After reviewing a few options, including some 3rd party NFT as a service tools, I decided to develop and issue my own 1book (OBO) NFT. NFT stands for Non-Fungible Token and it's a type of digital asset that represents ownership or proof of authenticity of a unique item or piece of content, such as artwork, music, videos, and virtual real estate. So, why don't apply it to books!

NFTs can have a flexible JSON structure based on the smart contract used to implement it, and I structured mine in a very minimal way:

    "name": "The Hacker Mindset",
    "description": "How thinking like a hacker can improve your code, your coffee, and your life",
    "image": "ipfs://bafkreieelwtezx2i3sc2f7abapm3ql6arb6tn7u52ioarjd6dgjujctpvq",
    "attributes": {
        "author": "Francesco Carlucci",
        "ISBN_hardcover": "978-9916-4-1831-4",
        "ISBN_paperback": "978-9916-4-1832-1",
        "ISBN_epub": "978-9916-4-1833-8"

After some research and some coding, I had a simple smart contract in place 0x0ce3ac6f0e1a1b3f29c0a4514275797f0f378a18 and issued my first token to my wallet!

I don't wanna go deep into the technical aspects because blockchain can be a really hyper-complex topic, but the bottom line here is that this way I can certify the ownership of the book and the ISBNs associated. And the way I do it without a "central authority" is because there is a transaction on my digital wallet with metadata associated stored on the IPFS (InterPlanetary File System) in an immutable fashion.

You might think at this point: all you have is a transaction on a wallet which is an apparently random string of numbers! How do you prove that wallet is actually owned by Francesco Carlucci?

The most understandable answer I can give is that I am the only one who owns the private key of that wallet, and I can ask anyone to encrypt a sample text using my public key, then decrypt the text and prove I own the only corresponding private key capable to decrypt that public one (aka asymmetric encryption).

It may sound not a strong way, but if you think that the first tweet in history has been sold for 2.9 million on the very same blockchain (Polygon) I used for my 1book token... maybe it's more reassuring :)

We could do more

Mine was an experiment, the perfect way to "complete" my journey of writing a book that is about hacking and deserved a creative publishing process. But of course, we can do much more using blockchain, smart contracts, and "web3" to empower an easier and more transparent publication process.

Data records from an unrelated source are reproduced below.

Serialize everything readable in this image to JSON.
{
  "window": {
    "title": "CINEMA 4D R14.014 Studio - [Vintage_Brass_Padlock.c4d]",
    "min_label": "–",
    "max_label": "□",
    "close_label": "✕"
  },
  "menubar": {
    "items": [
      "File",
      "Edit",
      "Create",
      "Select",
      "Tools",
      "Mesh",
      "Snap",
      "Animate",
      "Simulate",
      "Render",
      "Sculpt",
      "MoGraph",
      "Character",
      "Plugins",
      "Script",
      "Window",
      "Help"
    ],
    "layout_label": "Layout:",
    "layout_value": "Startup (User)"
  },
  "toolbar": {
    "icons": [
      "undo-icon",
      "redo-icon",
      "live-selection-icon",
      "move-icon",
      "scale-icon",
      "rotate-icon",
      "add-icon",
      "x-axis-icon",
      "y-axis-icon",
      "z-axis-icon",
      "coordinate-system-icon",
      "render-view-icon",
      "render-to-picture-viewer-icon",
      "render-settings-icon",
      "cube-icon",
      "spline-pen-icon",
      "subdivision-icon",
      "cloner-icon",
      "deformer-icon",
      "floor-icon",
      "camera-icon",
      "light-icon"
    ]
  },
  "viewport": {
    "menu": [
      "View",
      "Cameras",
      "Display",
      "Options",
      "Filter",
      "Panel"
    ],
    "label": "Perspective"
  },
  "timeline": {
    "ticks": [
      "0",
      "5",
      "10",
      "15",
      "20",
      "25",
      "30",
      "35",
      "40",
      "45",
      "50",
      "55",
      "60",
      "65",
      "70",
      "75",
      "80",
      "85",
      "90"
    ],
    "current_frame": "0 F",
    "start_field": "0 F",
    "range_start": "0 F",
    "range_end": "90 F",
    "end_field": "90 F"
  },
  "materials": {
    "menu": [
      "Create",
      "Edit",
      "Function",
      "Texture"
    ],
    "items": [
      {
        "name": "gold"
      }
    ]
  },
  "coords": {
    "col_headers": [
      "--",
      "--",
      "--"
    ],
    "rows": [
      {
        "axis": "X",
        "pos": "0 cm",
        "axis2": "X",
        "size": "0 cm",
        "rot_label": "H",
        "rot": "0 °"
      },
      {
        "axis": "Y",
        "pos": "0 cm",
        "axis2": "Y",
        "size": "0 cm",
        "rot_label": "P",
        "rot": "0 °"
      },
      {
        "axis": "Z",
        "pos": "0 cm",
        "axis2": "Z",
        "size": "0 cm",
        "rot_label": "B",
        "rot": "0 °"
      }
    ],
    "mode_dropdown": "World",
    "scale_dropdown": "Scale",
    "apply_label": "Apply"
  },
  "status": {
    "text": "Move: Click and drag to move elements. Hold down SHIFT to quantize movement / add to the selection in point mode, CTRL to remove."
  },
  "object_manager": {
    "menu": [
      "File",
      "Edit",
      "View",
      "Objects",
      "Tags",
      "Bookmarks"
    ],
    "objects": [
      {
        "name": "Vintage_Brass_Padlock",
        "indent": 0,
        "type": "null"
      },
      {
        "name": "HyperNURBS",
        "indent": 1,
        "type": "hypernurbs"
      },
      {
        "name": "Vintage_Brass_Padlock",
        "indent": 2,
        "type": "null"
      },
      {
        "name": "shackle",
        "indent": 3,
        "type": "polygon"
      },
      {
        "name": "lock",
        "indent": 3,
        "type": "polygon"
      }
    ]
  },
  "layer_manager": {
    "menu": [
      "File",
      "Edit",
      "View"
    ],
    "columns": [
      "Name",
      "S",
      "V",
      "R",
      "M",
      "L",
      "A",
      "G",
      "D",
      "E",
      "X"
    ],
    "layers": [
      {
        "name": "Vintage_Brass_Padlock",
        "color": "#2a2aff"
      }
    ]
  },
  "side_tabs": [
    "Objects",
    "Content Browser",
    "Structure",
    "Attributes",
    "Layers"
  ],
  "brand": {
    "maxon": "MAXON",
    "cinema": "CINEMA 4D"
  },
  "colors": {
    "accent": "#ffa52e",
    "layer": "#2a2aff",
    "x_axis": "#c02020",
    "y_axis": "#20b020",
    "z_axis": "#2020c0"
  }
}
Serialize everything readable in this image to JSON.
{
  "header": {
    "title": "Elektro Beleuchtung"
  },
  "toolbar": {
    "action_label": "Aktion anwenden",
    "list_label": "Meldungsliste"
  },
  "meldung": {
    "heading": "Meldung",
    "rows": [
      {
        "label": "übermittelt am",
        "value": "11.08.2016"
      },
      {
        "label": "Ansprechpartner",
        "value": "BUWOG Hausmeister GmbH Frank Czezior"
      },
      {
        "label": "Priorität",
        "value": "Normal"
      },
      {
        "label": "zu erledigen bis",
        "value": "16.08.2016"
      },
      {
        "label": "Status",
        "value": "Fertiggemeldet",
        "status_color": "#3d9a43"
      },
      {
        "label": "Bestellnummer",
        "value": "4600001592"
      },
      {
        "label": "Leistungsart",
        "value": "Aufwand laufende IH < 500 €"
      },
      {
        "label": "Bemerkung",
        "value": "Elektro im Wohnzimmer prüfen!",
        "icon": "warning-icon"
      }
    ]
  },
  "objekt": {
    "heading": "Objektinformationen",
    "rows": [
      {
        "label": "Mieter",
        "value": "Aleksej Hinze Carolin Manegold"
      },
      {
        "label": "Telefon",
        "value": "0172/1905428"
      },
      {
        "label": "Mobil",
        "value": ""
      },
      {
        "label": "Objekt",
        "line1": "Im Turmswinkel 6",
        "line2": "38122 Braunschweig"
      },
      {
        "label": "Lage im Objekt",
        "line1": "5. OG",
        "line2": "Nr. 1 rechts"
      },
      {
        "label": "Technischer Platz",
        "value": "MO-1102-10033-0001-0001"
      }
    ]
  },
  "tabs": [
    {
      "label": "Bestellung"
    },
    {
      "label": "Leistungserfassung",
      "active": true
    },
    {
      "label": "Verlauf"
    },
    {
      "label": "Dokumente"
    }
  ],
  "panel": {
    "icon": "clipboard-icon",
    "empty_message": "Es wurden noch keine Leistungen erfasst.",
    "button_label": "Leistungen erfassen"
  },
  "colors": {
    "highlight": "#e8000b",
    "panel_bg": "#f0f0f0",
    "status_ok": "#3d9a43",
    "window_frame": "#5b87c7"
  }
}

For now, all I can do is leave you with a link to buy my book, if I made you curious. If you read it, please do not forget to email me your feedback!